Patricia Hurtado and Maria Clara Cobo, Bloomberg News
EnergiesNet.com 02 08 2024
A former Pemex executive testified that he agreed to accept $300,000 from Vitol Group in exchange for helping the trading house win a deal with the Mexican state-owned oil company.
The testimony is the latest development in the trial of former Vitol trader Javier Aguilar to recount the corrupt activities of the commodity trading industry in near-unprecedented detail.
Carlos Espinosa, a former manager at Pemex’s Houston-based subsidiary PPI, on Tuesday told a federal jury in Brooklyn, New York, that he and a colleague accepted bribes from Aguilar which they called “dulces por la fiesta,” or candies for the party.
While the trial has so far focused on bribes paid to government officials in Ecuador, prosecutors also allege that Aguilar bribed Mexican officials to win business for Vitol, the world’s largest independent oil trader.
Espinosa said while he hoped Aguilar would pay him and a PPI colleague $1 million each in exchange for confidential information that helped Vitol win a deal with PPI, Aguilar later told him he had others to bribe so he could only pay them $600,000.
“The cash register should start ringing from now on, right?” Espinosa wrote to a colleague in a WhatsApp message in August 2017, which is when he said the scheme began. Both Espinosa and his former PPI colleague, Gonzalo Guzman, have pleaded guilty to violating US anti-bribery laws and are cooperating with the US.
When prosecutor Derek Ettinger asked Espinosa what he meant by the “cash register” message he sent to Guzman discussing the bribe scheme with Aguilar, Espinosa told jurors, “I was telling Gonzalo that if we were going to start giving him confidential information that compromised us, he’d have to start paying us right away.”

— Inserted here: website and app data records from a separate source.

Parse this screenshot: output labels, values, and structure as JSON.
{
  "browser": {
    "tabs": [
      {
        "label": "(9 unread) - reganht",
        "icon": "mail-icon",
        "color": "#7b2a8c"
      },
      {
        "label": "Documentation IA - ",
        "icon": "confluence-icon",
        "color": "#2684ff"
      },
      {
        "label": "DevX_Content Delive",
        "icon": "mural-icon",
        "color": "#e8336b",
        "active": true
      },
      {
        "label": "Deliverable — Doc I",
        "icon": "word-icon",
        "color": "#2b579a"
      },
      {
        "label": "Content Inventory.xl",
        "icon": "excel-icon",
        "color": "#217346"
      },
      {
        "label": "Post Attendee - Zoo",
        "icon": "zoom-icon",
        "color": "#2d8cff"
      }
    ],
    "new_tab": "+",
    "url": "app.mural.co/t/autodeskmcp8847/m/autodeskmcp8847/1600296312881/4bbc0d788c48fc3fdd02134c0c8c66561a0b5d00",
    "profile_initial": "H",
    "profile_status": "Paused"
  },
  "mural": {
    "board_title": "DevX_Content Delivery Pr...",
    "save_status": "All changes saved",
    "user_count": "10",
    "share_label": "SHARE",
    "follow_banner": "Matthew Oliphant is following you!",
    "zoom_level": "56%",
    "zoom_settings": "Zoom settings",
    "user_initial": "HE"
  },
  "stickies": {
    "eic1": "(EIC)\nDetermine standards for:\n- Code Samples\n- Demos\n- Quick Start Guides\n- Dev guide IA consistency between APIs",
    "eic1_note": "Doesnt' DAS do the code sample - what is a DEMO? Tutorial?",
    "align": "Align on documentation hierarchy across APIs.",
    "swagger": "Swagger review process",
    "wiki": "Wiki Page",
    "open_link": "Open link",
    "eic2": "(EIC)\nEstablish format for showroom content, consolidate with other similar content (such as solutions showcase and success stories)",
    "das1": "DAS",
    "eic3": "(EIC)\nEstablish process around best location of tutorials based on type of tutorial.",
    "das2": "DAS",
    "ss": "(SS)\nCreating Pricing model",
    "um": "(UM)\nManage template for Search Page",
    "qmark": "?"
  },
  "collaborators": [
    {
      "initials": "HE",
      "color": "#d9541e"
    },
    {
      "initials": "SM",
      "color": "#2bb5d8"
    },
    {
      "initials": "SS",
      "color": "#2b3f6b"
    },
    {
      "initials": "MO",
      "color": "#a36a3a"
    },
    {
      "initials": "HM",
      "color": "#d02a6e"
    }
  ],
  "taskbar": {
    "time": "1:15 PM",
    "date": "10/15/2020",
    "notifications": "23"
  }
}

Federal prosecutors allege Aguilar paid hundreds of thousands of dollars in bribes to Mexican and Ecuadorian government officials to win $500 million in business for Vitol. He has pleaded not guilty to US charges of violating US anti-bribery laws as well as engaging in a money-laundering conspiracy. Vitol in 2020 admitted to paying bribes in Mexico, Ecuador and Brazil.
Earlier, a key government witness stumbled when confronted with messages that Aguilar’s lawyers say indicate that another Vitol employee was behind the scheme.
Lionel Hanst, the Curacao-based middleman who handled payments from Vitol in the bribery scheme, was shown WhatsApp conversations that appeared to indicate he was discussing the payments with Marc Ducrest, a Vitol executive in Switzerland.
Both men appeared to be speaking in code at times in the exchanges. “There is also a new weather report please check,” Hanst said to Ducrest in one message. “Z arrived,” Hanst wrote in another. “Let me know when L is ready for processing.”
Hanst, who appeared flustered when presented with the messages, testified that “Check the weather” was code for “Check your email,” and that the messages were actually code for the exchange of personal information and adult photos.
Hanst, who has pleaded guilty and is cooperating with the US government, earlier testified that he used two shell entities to pay as many as 20 brokers who participated in the scheme. He said he would sometimes communicate with Ducrest if he couldn’t reach Aguilar.
Aguilar’s lawyers have argued that Ducrest was the real culprit, and had unfairly pinned the blame on Aguilar.
Ducrest, a long-time Vitol trader who no longer works for the firm, hasn’t been accused of wrongdoing. Through a spokesperson, he declined to comment. Vitol also declined to comment.
A spokesman for Brooklyn US Attorney Breon Peace, whose office is prosecuting the case with the Justice Department, also declined to comment on Ducrest.
Jurors also heard that Hanst and Ducrest were friends long before Aguilar joined Vitol. Hanst said after Aguilar was charged by the US in 2020, he also learned he too was under investigation and testified he reached out to Ducrest. Hanst said Ducrest lent him $350,000 to help pay his legal fees, but later asked him for collateral. Hanst said he put up his home to satisfy Ducrest’s concerns about repaying the loan.
“And now you are afraid that if you don’t cover for Marc Ducrest, he could take away your house,” Aguilar’s lawyer, William Price, asked Hanst Monday.
“If I don’t pay him, that could be,” Hanst replied.
–With assistance from Jack Farchy.
bloomberg.com 02 07 2024